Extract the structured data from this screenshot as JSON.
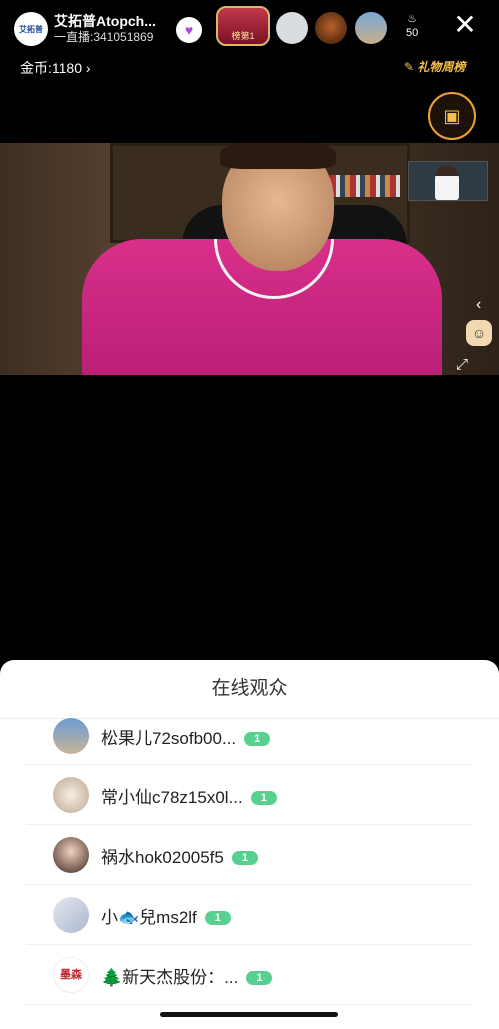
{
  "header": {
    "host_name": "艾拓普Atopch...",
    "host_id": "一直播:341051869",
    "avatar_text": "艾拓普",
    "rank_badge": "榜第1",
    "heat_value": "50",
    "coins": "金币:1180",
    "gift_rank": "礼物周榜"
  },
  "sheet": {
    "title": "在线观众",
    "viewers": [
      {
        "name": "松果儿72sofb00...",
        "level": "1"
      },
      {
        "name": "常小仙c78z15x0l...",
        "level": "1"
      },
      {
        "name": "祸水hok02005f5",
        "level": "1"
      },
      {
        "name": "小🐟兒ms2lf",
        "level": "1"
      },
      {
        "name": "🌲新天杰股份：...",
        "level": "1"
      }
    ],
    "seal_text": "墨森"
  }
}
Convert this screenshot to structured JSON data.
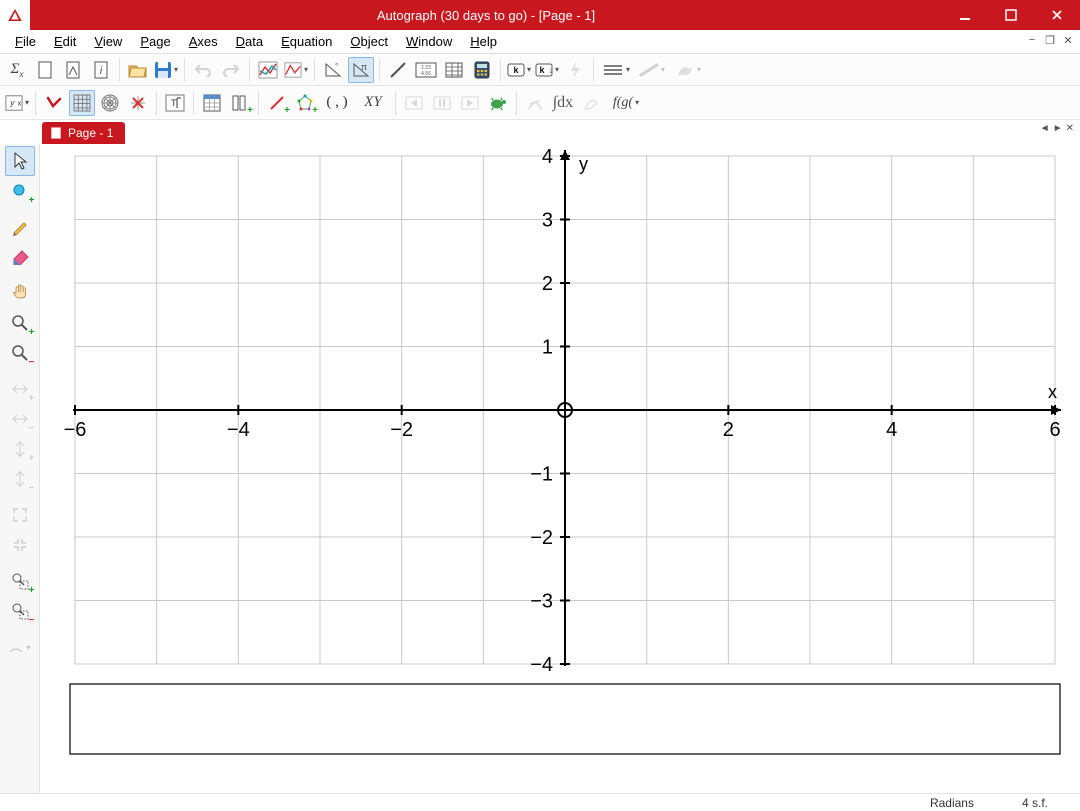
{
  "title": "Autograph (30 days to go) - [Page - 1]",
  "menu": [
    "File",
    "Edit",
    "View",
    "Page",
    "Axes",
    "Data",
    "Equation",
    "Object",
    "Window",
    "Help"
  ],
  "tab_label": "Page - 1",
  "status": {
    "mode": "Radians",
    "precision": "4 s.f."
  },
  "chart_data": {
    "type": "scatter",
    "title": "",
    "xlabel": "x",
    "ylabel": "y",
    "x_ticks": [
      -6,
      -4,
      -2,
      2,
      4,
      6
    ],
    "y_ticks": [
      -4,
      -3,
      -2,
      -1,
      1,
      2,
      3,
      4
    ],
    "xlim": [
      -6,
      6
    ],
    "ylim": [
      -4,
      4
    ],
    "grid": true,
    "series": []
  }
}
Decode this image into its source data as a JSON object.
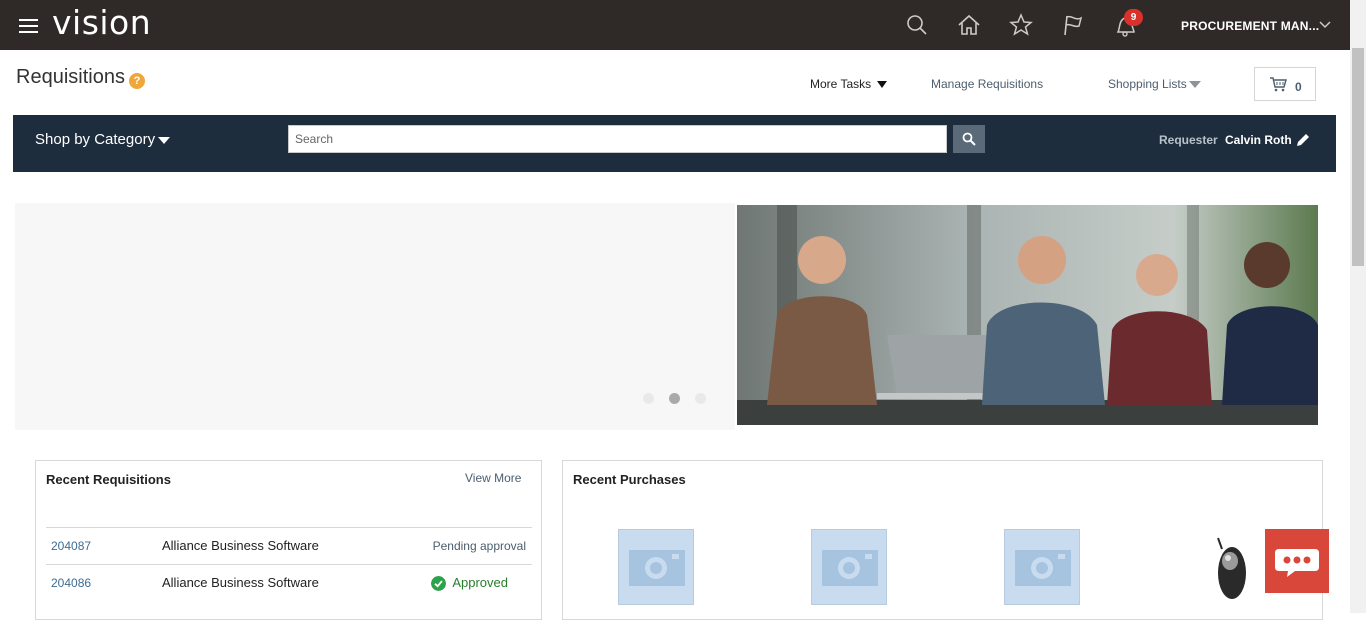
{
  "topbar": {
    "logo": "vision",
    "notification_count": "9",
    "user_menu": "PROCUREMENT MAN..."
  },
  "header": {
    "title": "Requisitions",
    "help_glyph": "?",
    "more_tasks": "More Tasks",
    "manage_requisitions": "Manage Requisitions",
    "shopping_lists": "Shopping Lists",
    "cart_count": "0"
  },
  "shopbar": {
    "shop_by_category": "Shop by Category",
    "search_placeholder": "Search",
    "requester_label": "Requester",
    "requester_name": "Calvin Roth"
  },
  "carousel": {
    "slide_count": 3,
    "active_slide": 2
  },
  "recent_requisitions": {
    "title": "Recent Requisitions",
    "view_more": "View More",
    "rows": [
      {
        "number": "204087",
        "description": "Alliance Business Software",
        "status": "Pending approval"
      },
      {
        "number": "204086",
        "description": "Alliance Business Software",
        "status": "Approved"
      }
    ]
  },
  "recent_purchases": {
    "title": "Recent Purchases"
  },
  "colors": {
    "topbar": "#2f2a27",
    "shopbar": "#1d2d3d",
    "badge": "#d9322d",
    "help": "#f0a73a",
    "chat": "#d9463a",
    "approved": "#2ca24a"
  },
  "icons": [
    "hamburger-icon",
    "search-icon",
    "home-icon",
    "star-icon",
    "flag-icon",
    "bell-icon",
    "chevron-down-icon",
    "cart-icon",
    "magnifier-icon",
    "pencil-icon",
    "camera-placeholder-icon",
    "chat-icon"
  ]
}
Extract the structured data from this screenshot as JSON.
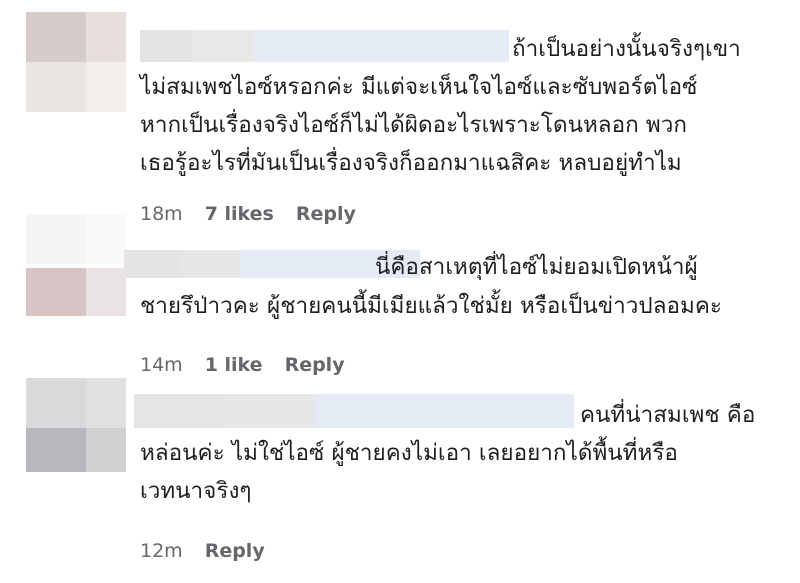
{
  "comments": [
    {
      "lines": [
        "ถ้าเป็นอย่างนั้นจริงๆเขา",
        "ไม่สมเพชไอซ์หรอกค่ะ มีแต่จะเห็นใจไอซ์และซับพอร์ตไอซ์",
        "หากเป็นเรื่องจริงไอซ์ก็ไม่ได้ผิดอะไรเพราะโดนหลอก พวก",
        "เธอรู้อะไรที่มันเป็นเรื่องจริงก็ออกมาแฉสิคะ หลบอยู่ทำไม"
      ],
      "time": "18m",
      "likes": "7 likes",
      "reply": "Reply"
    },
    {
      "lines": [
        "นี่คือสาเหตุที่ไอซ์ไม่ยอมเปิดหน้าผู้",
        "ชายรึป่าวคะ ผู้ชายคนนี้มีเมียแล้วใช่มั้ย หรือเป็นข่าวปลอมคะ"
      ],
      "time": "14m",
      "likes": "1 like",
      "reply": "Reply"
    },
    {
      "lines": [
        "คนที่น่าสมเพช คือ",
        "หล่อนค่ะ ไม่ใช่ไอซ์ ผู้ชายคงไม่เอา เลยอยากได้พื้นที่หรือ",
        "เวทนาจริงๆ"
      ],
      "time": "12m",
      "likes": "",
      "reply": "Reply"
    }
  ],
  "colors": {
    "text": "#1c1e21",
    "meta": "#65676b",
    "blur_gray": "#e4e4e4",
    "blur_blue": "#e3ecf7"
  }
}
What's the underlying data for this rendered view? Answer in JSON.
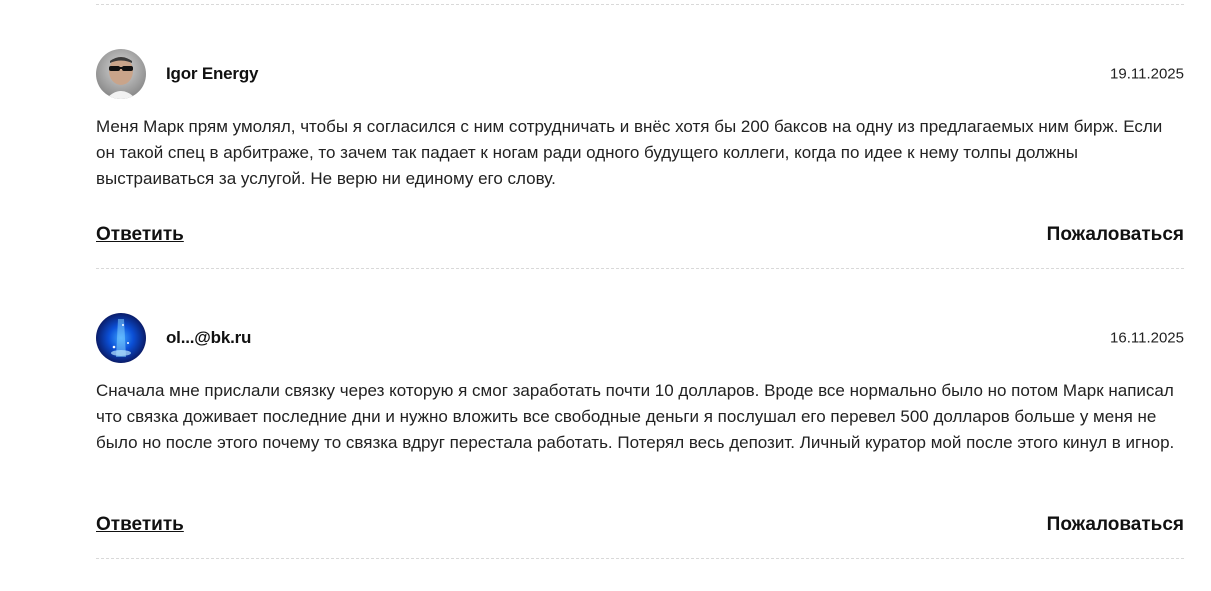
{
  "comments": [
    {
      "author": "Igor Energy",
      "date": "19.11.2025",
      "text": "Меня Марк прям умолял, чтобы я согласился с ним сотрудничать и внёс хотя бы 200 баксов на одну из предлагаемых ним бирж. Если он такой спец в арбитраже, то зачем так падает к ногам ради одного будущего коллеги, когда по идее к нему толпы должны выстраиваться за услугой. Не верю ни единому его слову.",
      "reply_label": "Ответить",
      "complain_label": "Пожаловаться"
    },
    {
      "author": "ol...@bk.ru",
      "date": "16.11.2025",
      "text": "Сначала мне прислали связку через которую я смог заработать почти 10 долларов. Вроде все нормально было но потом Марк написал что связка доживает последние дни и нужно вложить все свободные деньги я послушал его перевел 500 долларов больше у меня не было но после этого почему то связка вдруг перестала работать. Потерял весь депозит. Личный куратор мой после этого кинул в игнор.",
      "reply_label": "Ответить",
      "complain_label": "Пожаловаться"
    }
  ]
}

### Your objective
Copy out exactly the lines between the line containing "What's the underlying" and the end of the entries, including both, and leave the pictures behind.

### Answer space
What's the underlying data for this rendered view? Answer in JSON.
{
  "comments": [
    {
      "author": "Igor Energy",
      "date": "19.11.2025",
      "text": "Меня Марк прям умолял, чтобы я согласился с ним сотрудничать и внёс хотя бы 200 баксов на одну из предлагаемых ним бирж. Если он такой спец в арбитраже, то зачем так падает к ногам ради одного будущего коллеги, когда по идее к нему толпы должны выстраиваться за услугой. Не верю ни единому его слову.",
      "reply_label": "Ответить",
      "complain_label": "Пожаловаться"
    },
    {
      "author": "ol...@bk.ru",
      "date": "16.11.2025",
      "text": "Сначала мне прислали связку через которую я смог заработать почти 10 долларов. Вроде все нормально было но потом Марк написал что связка доживает последние дни и нужно вложить все свободные деньги я послушал его перевел 500 долларов больше у меня не было но после этого почему то связка вдруг перестала работать. Потерял весь депозит. Личный куратор мой после этого кинул в игнор.",
      "reply_label": "Ответить",
      "complain_label": "Пожаловаться"
    }
  ]
}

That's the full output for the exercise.